The records: Begin
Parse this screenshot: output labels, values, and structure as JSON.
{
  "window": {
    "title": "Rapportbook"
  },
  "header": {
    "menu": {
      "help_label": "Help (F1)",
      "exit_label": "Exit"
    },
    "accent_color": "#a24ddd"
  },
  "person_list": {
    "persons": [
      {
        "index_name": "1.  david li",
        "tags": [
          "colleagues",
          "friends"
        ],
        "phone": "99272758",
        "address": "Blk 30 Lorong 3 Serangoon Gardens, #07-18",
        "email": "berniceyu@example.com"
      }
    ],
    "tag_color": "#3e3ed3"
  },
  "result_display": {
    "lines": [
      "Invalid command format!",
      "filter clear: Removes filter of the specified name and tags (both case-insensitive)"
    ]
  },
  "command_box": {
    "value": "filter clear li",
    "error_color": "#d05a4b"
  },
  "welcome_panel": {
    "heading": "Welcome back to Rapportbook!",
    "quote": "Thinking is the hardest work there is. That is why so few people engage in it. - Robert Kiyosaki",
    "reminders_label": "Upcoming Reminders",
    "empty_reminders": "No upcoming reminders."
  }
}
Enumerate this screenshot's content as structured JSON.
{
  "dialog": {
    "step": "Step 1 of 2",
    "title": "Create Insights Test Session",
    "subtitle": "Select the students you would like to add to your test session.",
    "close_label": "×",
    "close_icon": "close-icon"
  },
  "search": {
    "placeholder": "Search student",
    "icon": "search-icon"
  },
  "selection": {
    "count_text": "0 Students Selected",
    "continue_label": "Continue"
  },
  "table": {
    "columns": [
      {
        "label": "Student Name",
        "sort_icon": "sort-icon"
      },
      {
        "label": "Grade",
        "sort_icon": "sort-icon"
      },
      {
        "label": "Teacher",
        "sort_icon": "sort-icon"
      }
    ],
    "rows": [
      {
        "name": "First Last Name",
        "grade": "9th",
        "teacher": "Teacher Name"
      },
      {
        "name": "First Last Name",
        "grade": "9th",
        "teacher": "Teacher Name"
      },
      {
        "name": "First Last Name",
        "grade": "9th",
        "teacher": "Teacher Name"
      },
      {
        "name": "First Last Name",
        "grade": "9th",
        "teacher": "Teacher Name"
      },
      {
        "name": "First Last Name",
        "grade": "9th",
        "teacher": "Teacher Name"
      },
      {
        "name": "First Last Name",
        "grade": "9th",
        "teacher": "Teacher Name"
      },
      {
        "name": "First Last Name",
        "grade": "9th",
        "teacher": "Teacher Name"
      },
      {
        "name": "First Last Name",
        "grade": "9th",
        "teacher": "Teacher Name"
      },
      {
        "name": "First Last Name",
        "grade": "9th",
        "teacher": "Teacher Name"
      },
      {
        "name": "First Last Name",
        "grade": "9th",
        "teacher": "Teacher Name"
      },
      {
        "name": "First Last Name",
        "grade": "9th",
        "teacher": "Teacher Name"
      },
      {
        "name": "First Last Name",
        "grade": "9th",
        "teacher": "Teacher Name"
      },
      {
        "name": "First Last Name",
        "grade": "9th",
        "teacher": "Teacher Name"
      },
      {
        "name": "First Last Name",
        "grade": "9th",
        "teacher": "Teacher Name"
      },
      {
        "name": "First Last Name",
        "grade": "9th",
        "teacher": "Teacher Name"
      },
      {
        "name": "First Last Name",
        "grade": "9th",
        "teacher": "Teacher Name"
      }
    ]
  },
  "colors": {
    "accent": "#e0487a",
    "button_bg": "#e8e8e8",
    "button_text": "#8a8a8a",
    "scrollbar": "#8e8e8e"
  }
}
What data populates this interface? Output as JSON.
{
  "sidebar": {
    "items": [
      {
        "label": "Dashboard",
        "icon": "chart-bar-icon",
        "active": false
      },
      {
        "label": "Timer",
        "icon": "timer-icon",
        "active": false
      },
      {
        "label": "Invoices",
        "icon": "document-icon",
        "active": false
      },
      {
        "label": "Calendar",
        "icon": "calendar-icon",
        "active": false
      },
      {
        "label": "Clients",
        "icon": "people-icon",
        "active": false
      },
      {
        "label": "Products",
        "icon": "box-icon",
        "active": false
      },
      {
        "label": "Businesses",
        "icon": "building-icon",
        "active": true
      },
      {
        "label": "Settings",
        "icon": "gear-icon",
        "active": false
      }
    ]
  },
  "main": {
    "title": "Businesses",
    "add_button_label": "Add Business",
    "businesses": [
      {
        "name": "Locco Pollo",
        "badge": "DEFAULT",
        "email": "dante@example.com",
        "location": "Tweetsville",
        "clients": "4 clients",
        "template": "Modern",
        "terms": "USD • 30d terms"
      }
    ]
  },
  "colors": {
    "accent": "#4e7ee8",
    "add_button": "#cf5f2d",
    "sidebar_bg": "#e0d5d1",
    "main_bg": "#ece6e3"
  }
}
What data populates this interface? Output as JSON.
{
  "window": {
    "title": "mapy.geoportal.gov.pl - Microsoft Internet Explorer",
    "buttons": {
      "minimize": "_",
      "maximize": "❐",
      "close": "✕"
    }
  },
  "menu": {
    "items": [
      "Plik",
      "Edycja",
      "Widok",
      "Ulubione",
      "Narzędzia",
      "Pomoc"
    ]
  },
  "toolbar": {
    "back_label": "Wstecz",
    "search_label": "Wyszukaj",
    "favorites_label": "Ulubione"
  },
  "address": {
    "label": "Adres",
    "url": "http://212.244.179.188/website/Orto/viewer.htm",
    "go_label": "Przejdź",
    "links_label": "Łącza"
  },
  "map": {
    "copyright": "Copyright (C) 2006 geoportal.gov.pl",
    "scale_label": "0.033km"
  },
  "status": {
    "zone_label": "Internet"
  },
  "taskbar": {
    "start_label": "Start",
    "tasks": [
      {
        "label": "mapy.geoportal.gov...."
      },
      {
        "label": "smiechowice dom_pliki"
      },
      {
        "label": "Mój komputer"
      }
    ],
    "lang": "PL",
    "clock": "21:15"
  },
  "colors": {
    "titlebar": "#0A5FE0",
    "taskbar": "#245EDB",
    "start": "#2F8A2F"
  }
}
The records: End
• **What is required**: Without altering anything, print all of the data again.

• **The answer**:
Parse this screenshot: output labels, values, and structure as JSON.
{
  "window": {
    "title": "Rapportbook"
  },
  "header": {
    "menu": {
      "help_label": "Help (F1)",
      "exit_label": "Exit"
    },
    "accent_color": "#a24ddd"
  },
  "person_list": {
    "persons": [
      {
        "index_name": "1.  david li",
        "tags": [
          "colleagues",
          "friends"
        ],
        "phone": "99272758",
        "address": "Blk 30 Lorong 3 Serangoon Gardens, #07-18",
        "email": "berniceyu@example.com"
      }
    ],
    "tag_color": "#3e3ed3"
  },
  "result_display": {
    "lines": [
      "Invalid command format!",
      "filter clear: Removes filter of the specified name and tags (both case-insensitive)"
    ]
  },
  "command_box": {
    "value": "filter clear li",
    "error_color": "#d05a4b"
  },
  "welcome_panel": {
    "heading": "Welcome back to Rapportbook!",
    "quote": "Thinking is the hardest work there is. That is why so few people engage in it. - Robert Kiyosaki",
    "reminders_label": "Upcoming Reminders",
    "empty_reminders": "No upcoming reminders."
  }
}
Enumerate this screenshot's content as structured JSON.
{
  "dialog": {
    "step": "Step 1 of 2",
    "title": "Create Insights Test Session",
    "subtitle": "Select the students you would like to add to your test session.",
    "close_label": "×",
    "close_icon": "close-icon"
  },
  "search": {
    "placeholder": "Search student",
    "icon": "search-icon"
  },
  "selection": {
    "count_text": "0 Students Selected",
    "continue_label": "Continue"
  },
  "table": {
    "columns": [
      {
        "label": "Student Name",
        "sort_icon": "sort-icon"
      },
      {
        "label": "Grade",
        "sort_icon": "sort-icon"
      },
      {
        "label": "Teacher",
        "sort_icon": "sort-icon"
      }
    ],
    "rows": [
      {
        "name": "First Last Name",
        "grade": "9th",
        "teacher": "Teacher Name"
      },
      {
        "name": "First Last Name",
        "grade": "9th",
        "teacher": "Teacher Name"
      },
      {
        "name": "First Last Name",
        "grade": "9th",
        "teacher": "Teacher Name"
      },
      {
        "name": "First Last Name",
        "grade": "9th",
        "teacher": "Teacher Name"
      },
      {
        "name": "First Last Name",
        "grade": "9th",
        "teacher": "Teacher Name"
      },
      {
        "name": "First Last Name",
        "grade": "9th",
        "teacher": "Teacher Name"
      },
      {
        "name": "First Last Name",
        "grade": "9th",
        "teacher": "Teacher Name"
      },
      {
        "name": "First Last Name",
        "grade": "9th",
        "teacher": "Teacher Name"
      },
      {
        "name": "First Last Name",
        "grade": "9th",
        "teacher": "Teacher Name"
      },
      {
        "name": "First Last Name",
        "grade": "9th",
        "teacher": "Teacher Name"
      },
      {
        "name": "First Last Name",
        "grade": "9th",
        "teacher": "Teacher Name"
      },
      {
        "name": "First Last Name",
        "grade": "9th",
        "teacher": "Teacher Name"
      },
      {
        "name": "First Last Name",
        "grade": "9th",
        "teacher": "Teacher Name"
      },
      {
        "name": "First Last Name",
        "grade": "9th",
        "teacher": "Teacher Name"
      },
      {
        "name": "First Last Name",
        "grade": "9th",
        "teacher": "Teacher Name"
      },
      {
        "name": "First Last Name",
        "grade": "9th",
        "teacher": "Teacher Name"
      }
    ]
  },
  "colors": {
    "accent": "#e0487a",
    "button_bg": "#e8e8e8",
    "button_text": "#8a8a8a",
    "scrollbar": "#8e8e8e"
  }
}
What data populates this interface? Output as JSON.
{
  "sidebar": {
    "items": [
      {
        "label": "Dashboard",
        "icon": "chart-bar-icon",
        "active": false
      },
      {
        "label": "Timer",
        "icon": "timer-icon",
        "active": false
      },
      {
        "label": "Invoices",
        "icon": "document-icon",
        "active": false
      },
      {
        "label": "Calendar",
        "icon": "calendar-icon",
        "active": false
      },
      {
        "label": "Clients",
        "icon": "people-icon",
        "active": false
      },
      {
        "label": "Products",
        "icon": "box-icon",
        "active": false
      },
      {
        "label": "Businesses",
        "icon": "building-icon",
        "active": true
      },
      {
        "label": "Settings",
        "icon": "gear-icon",
        "active": false
      }
    ]
  },
  "main": {
    "title": "Businesses",
    "add_button_label": "Add Business",
    "businesses": [
      {
        "name": "Locco Pollo",
        "badge": "DEFAULT",
        "email": "dante@example.com",
        "location": "Tweetsville",
        "clients": "4 clients",
        "template": "Modern",
        "terms": "USD • 30d terms"
      }
    ]
  },
  "colors": {
    "accent": "#4e7ee8",
    "add_button": "#cf5f2d",
    "sidebar_bg": "#e0d5d1",
    "main_bg": "#ece6e3"
  }
}
What data populates this interface? Output as JSON.
{
  "window": {
    "title": "mapy.geoportal.gov.pl - Microsoft Internet Explorer",
    "buttons": {
      "minimize": "_",
      "maximize": "❐",
      "close": "✕"
    }
  },
  "menu": {
    "items": [
      "Plik",
      "Edycja",
      "Widok",
      "Ulubione",
      "Narzędzia",
      "Pomoc"
    ]
  },
  "toolbar": {
    "back_label": "Wstecz",
    "search_label": "Wyszukaj",
    "favorites_label": "Ulubione"
  },
  "address": {
    "label": "Adres",
    "url": "http://212.244.179.188/website/Orto/viewer.htm",
    "go_label": "Przejdź",
    "links_label": "Łącza"
  },
  "map": {
    "copyright": "Copyright (C) 2006 geoportal.gov.pl",
    "scale_label": "0.033km"
  },
  "status": {
    "zone_label": "Internet"
  },
  "taskbar": {
    "start_label": "Start",
    "tasks": [
      {
        "label": "mapy.geoportal.gov...."
      },
      {
        "label": "smiechowice dom_pliki"
      },
      {
        "label": "Mój komputer"
      }
    ],
    "lang": "PL",
    "clock": "21:15"
  },
  "colors": {
    "titlebar": "#0A5FE0",
    "taskbar": "#245EDB",
    "start": "#2F8A2F"
  }
}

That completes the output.